There is evidence from the investigator's laboratory that the use of resting-state functional magnetic resonance imaging (rs-fMRI) is useful for characterizing the abnormal tremor neural network in ET compared with controls. The goal is to identify the source of the tremor, which is hypothesized to remain active during rest.
Current ET diagnostic criteria require the presence of postural and/or kinetic tremor, which are assumed to be different manifestations of the same tremor oscillator. This long-standing assumption may be incorrect based on several lines of evidence from the investigator's laboratory, and has major implications for understanding ET pathophysiology and treatment. The investigators will test the hypothesis that postural and kinetic tremors are generated through different neural mechanisms.

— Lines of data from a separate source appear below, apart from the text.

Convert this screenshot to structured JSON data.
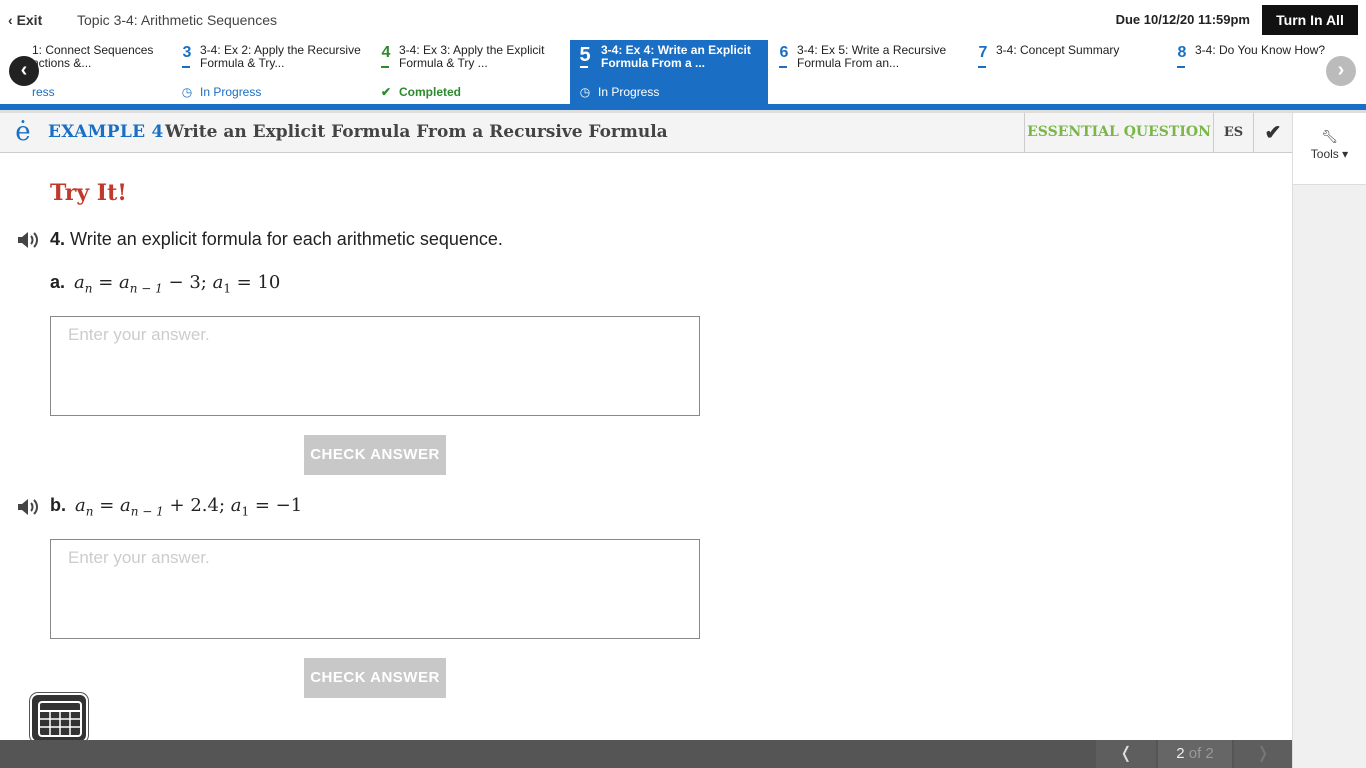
{
  "topbar": {
    "exit_label": "Exit",
    "topic_title": "Topic 3-4: Arithmetic Sequences",
    "due": "Due 10/12/20 11:59pm",
    "turn_in_label": "Turn In All"
  },
  "tabs": [
    {
      "num": "",
      "title": "1: Connect Sequences\nnctions &...",
      "status": "ress",
      "status_icon": ""
    },
    {
      "num": "3",
      "title": "3-4: Ex 2: Apply the Recursive Formula & Try...",
      "status": "In Progress",
      "status_icon": "clock-icon"
    },
    {
      "num": "4",
      "title": "3-4: Ex 3: Apply the Explicit Formula & Try ...",
      "status": "Completed",
      "status_icon": "checkmark-icon"
    },
    {
      "num": "5",
      "title": "3-4: Ex 4: Write an Explicit Formula From a ...",
      "status": "In Progress",
      "status_icon": "clock-icon"
    },
    {
      "num": "6",
      "title": "3-4: Ex 5: Write a Recursive Formula From an...",
      "status": "",
      "status_icon": ""
    },
    {
      "num": "7",
      "title": "3-4: Concept Summary",
      "status": "",
      "status_icon": ""
    },
    {
      "num": "8",
      "title": "3-4: Do You Know How?",
      "status": "",
      "status_icon": ""
    }
  ],
  "header": {
    "example_label": "EXAMPLE 4",
    "example_title": "Write an Explicit Formula From a Recursive Formula",
    "essential_label": "ESSENTIAL QUESTION",
    "es_label": "ES"
  },
  "tools_label": "Tools",
  "content": {
    "try_it": "Try It!",
    "q_number": "4.",
    "q_text": "Write an explicit formula for each arithmetic sequence.",
    "part_a_label": "a.",
    "part_b_label": "b.",
    "answer_placeholder": "Enter your answer.",
    "check_answer_label": "CHECK ANSWER"
  },
  "pager": {
    "current": "2",
    "of_text": "of 2"
  },
  "colors": {
    "brand_blue": "#1a6fc4",
    "completed_green": "#2d8a2d",
    "essential_green": "#7ab648",
    "try_it_red": "#c0392b"
  }
}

Treatment of ET focuses on pharmacological agents of various mechanisms and rarely deep brain stimulation of the Vim thalamus. Despite the assortment of agents used to treat ET, only ~50% of patients benefit from a particular agent. Furthermore, the mechanisms of action on tremor are not generally known. Understanding the mechanisms of action of various tremor-suppressing agents is critical for future drug development. In this proposal, the investigators plan to study the effects of ethanol (the most efficacious tremor-suppressant currently available) and propranolol (a non-specific β-adrenergic blocker with proven efficacy and unknown mechanism of action) on the tremor neural network.
|Condition or disease||Intervention/treatment||Phase|

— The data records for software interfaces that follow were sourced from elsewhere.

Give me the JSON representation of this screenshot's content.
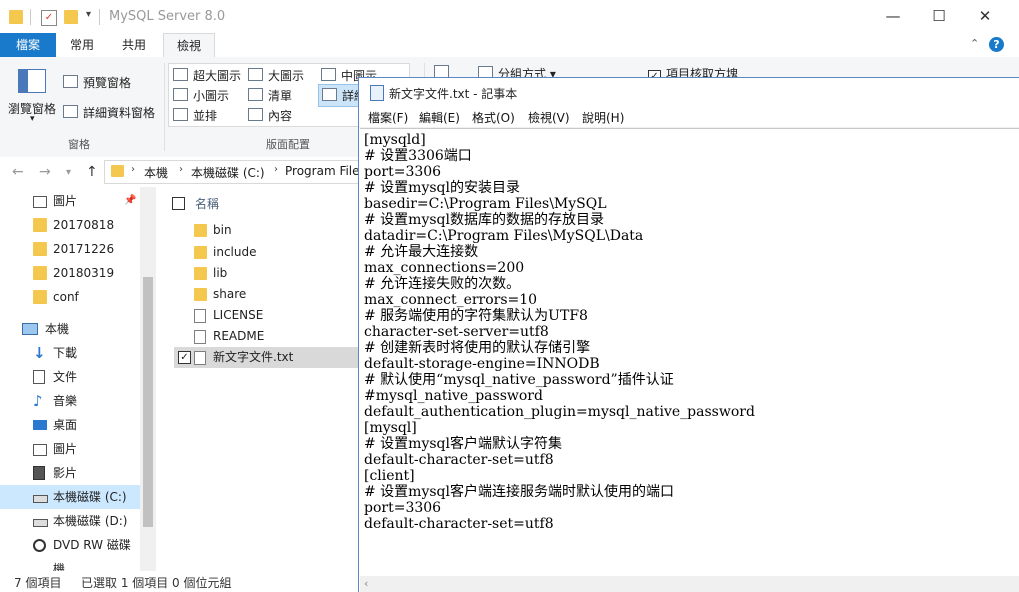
{
  "explorer": {
    "title": "MySQL Server 8.0",
    "tabs": [
      "檔案",
      "常用",
      "共用",
      "檢視"
    ],
    "ribbon": {
      "panes": {
        "nav_pane": "瀏覽窗格",
        "preview_pane": "預覽窗格",
        "details_pane": "詳細資料窗格",
        "group_label": "窗格"
      },
      "layout": {
        "extra_large": "超大圖示",
        "large": "大圖示",
        "medium": "中圖示",
        "small": "小圖示",
        "list": "清單",
        "details": "詳細",
        "tiles": "並排",
        "content": "內容",
        "group_label": "版面配置"
      },
      "current_view": {
        "sort_by": "分組方式",
        "item_checkboxes": "項目核取方塊"
      }
    },
    "address": {
      "parts": [
        "本機",
        "本機磁碟 (C:)",
        "Program Files"
      ]
    },
    "nav_items": [
      {
        "label": "圖片",
        "icon": "pictures-icon"
      },
      {
        "label": "20170818",
        "icon": "folder-icon"
      },
      {
        "label": "20171226",
        "icon": "folder-icon"
      },
      {
        "label": "20180319",
        "icon": "folder-icon"
      },
      {
        "label": "conf",
        "icon": "folder-icon"
      },
      {
        "label": "本機",
        "icon": "this-pc-icon"
      },
      {
        "label": "下載",
        "icon": "download-icon"
      },
      {
        "label": "文件",
        "icon": "documents-icon"
      },
      {
        "label": "音樂",
        "icon": "music-icon"
      },
      {
        "label": "桌面",
        "icon": "desktop-icon"
      },
      {
        "label": "圖片",
        "icon": "pictures-icon"
      },
      {
        "label": "影片",
        "icon": "videos-icon"
      },
      {
        "label": "本機磁碟 (C:)",
        "icon": "drive-icon"
      },
      {
        "label": "本機磁碟 (D:)",
        "icon": "drive-icon"
      },
      {
        "label": "DVD RW 磁碟機",
        "icon": "dvd-icon"
      }
    ],
    "column_header": "名稱",
    "files": [
      {
        "name": "bin",
        "type": "folder"
      },
      {
        "name": "include",
        "type": "folder"
      },
      {
        "name": "lib",
        "type": "folder"
      },
      {
        "name": "share",
        "type": "folder"
      },
      {
        "name": "LICENSE",
        "type": "file"
      },
      {
        "name": "README",
        "type": "file"
      },
      {
        "name": "新文字文件.txt",
        "type": "txt"
      }
    ],
    "status": {
      "count": "7 個項目",
      "selected": "已選取 1 個項目",
      "size": "0 個位元組"
    }
  },
  "notepad": {
    "title": "新文字文件.txt - 記事本",
    "menu": [
      "檔案(F)",
      "編輯(E)",
      "格式(O)",
      "檢視(V)",
      "說明(H)"
    ],
    "lines": [
      "[mysqld]",
      "# 设置3306端口",
      "port=3306",
      "# 设置mysql的安装目录",
      "basedir=C:\\Program Files\\MySQL",
      "# 设置mysql数据库的数据的存放目录",
      "datadir=C:\\Program Files\\MySQL\\Data",
      "# 允许最大连接数",
      "max_connections=200",
      "# 允许连接失败的次数。",
      "max_connect_errors=10",
      "# 服务端使用的字符集默认为UTF8",
      "character-set-server=utf8",
      "# 创建新表时将使用的默认存储引擎",
      "default-storage-engine=INNODB",
      "# 默认使用“mysql_native_password”插件认证",
      "#mysql_native_password",
      "default_authentication_plugin=mysql_native_password",
      "[mysql]",
      "# 设置mysql客户端默认字符集",
      "default-character-set=utf8",
      "[client]",
      "# 设置mysql客户端连接服务端时默认使用的端口",
      "port=3306",
      "default-character-set=utf8"
    ]
  }
}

|Essential Tremor Tremor||Other: Ethanol Drug: Propranolol||Not Applicable|
|Study Type :||Interventional (Clinical Trial)|
|Actual Enrollment :||64 participants|

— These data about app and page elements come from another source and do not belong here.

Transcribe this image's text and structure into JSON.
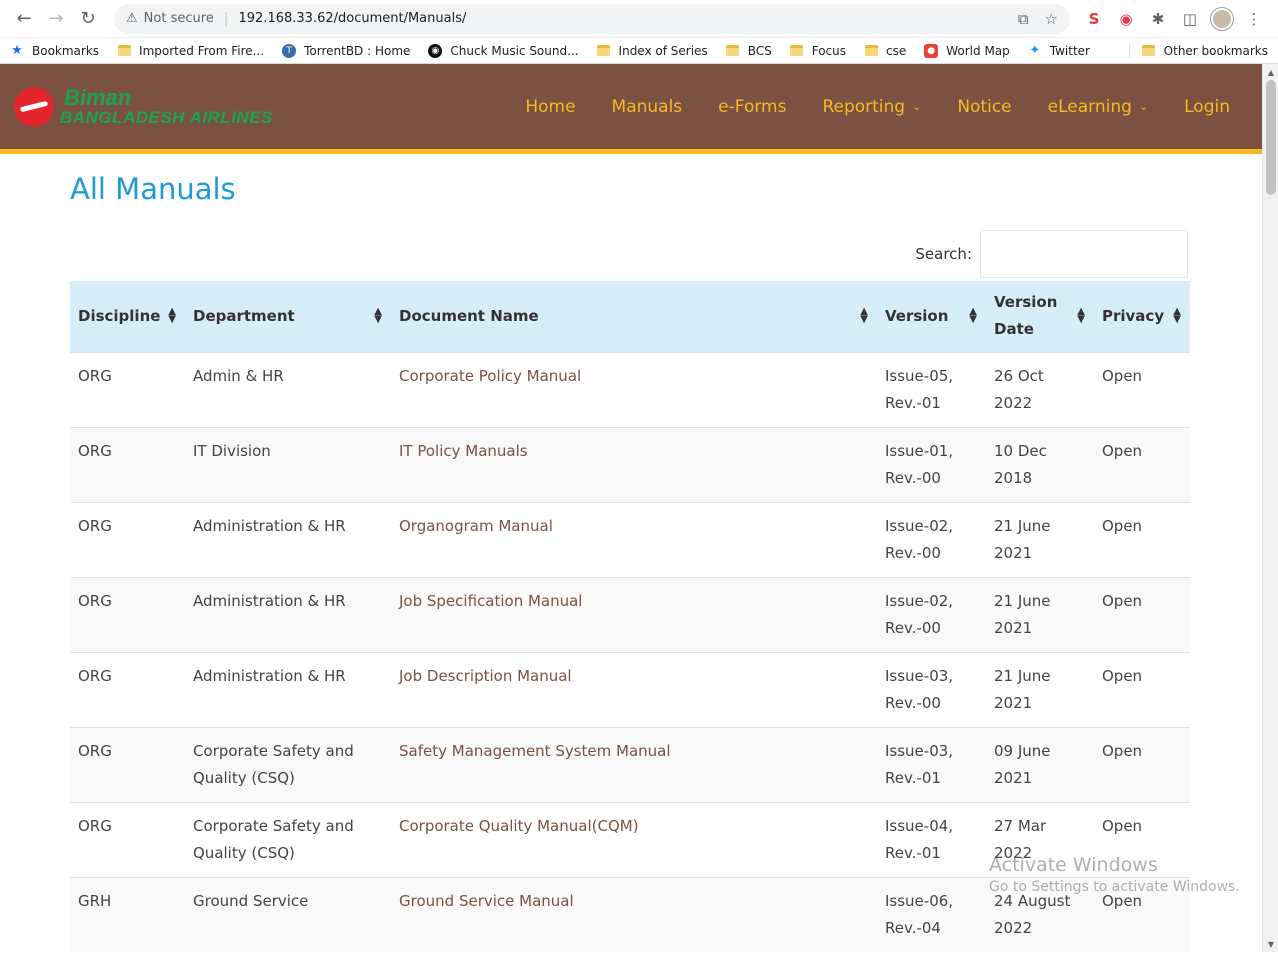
{
  "browser": {
    "security": "Not secure",
    "url": "192.168.33.62/document/Manuals/",
    "bookmarks": [
      {
        "label": "Bookmarks",
        "icon": "star-icon"
      },
      {
        "label": "Imported From Fire...",
        "icon": "folder-icon"
      },
      {
        "label": "TorrentBD : Home",
        "icon": "torrentbd-icon"
      },
      {
        "label": "Chuck Music Sound...",
        "icon": "music-icon"
      },
      {
        "label": "Index of Series",
        "icon": "folder-icon"
      },
      {
        "label": "BCS",
        "icon": "folder-icon"
      },
      {
        "label": "Focus",
        "icon": "folder-icon"
      },
      {
        "label": "cse",
        "icon": "folder-icon"
      },
      {
        "label": "World Map",
        "icon": "map-pin-icon"
      },
      {
        "label": "Twitter",
        "icon": "twitter-icon"
      }
    ],
    "other_bookmarks": "Other bookmarks"
  },
  "site": {
    "logo_line1": "Biman",
    "logo_line2": "BANGLADESH AIRLINES",
    "nav": {
      "home": "Home",
      "manuals": "Manuals",
      "eforms": "e-Forms",
      "reporting": "Reporting",
      "notice": "Notice",
      "elearning": "eLearning",
      "login": "Login"
    }
  },
  "page": {
    "title": "All Manuals",
    "search_label": "Search:"
  },
  "table": {
    "headers": {
      "discipline": "Discipline",
      "department": "Department",
      "document_name": "Document Name",
      "version": "Version",
      "version_date_1": "Version",
      "version_date_2": "Date",
      "privacy": "Privacy"
    },
    "rows": [
      {
        "discipline": "ORG",
        "department": "Admin & HR",
        "document": "Corporate Policy Manual",
        "version_1": "Issue-05,",
        "version_2": "Rev.-01",
        "date": "26 Oct 2022",
        "privacy": "Open"
      },
      {
        "discipline": "ORG",
        "department": "IT Division",
        "document": "IT Policy Manuals",
        "version_1": "Issue-01,",
        "version_2": "Rev.-00",
        "date": "10 Dec 2018",
        "privacy": "Open"
      },
      {
        "discipline": "ORG",
        "department": "Administration & HR",
        "document": "Organogram Manual",
        "version_1": "Issue-02,",
        "version_2": "Rev.-00",
        "date": "21 June 2021",
        "privacy": "Open"
      },
      {
        "discipline": "ORG",
        "department": "Administration & HR",
        "document": "Job Specification Manual",
        "version_1": "Issue-02,",
        "version_2": "Rev.-00",
        "date": "21 June 2021",
        "privacy": "Open"
      },
      {
        "discipline": "ORG",
        "department": "Administration & HR",
        "document": "Job Description Manual",
        "version_1": "Issue-03,",
        "version_2": "Rev.-00",
        "date": "21 June 2021",
        "privacy": "Open"
      },
      {
        "discipline": "ORG",
        "department": "Corporate Safety and Quality (CSQ)",
        "document": "Safety Management System Manual",
        "version_1": "Issue-03,",
        "version_2": "Rev.-01",
        "date": "09 June 2021",
        "privacy": "Open"
      },
      {
        "discipline": "ORG",
        "department": "Corporate Safety and Quality (CSQ)",
        "document": "Corporate Quality Manual(CQM)",
        "version_1": "Issue-04,",
        "version_2": "Rev.-01",
        "date": "27 Mar 2022",
        "privacy": "Open"
      },
      {
        "discipline": "GRH",
        "department": "Ground Service",
        "document": "Ground Service Manual",
        "version_1": "Issue-06,",
        "version_2": "Rev.-04",
        "date": "24 August 2022",
        "privacy": "Open"
      }
    ]
  },
  "watermark": {
    "line1": "Activate Windows",
    "line2": "Go to Settings to activate Windows."
  },
  "colors": {
    "header_bg": "#7b5241",
    "header_border": "#f4bd1c",
    "nav_text": "#f6b924",
    "title": "#1f9ad6",
    "table_head": "#d7edf8",
    "link": "#7b5241"
  }
}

|Intervention Model:||Crossover Assignment|
|Masking:||None (Open Label)|
|Official Title:||Functional Imaging of Tremor Circuits and Mechanisms of Treatment Response|
|Study Start Date :||July 2011|
|Estimated Primary Completion Date :||December 2019|
|Estimated Study Completion Date :||December 2019|
Essential Tremor Group
50ml of 40% ethanol will be administered to participants diagnosed with Essential Tremor.
Propranolol SR 60-120mg will be administered daily to participants over an estimated period of two weeks.
50ml of 40% Ethanol
No Intervention: Health Volunteer Group
- BOLD-fMRI Activation [ Time Frame: an expected average of 2 weeks post stable dose of Propranolol ]Functional MRI data will be collected at time-point above
- BOLD-fMRI Activation [ Time Frame: 30 minutes Post-Ethanol dose ]Functional MRI data will be collected at time-point above
- The Essential Tremor Rating Assessment Scale [ Time Frame: Baseline ]Measurement of Tremor Severity
To learn more about this study, you or your doctor may contact the study research staff using the contact information provided by the sponsor.
Please refer to this study by its ClinicalTrials.gov identifier (NCT number): NCT02495883
|United States, California|
|University of California, San Diego|
|La Jolla, California, United States, 92037|
|Principal Investigator:||Fatta B Nahab, MD||UCSD|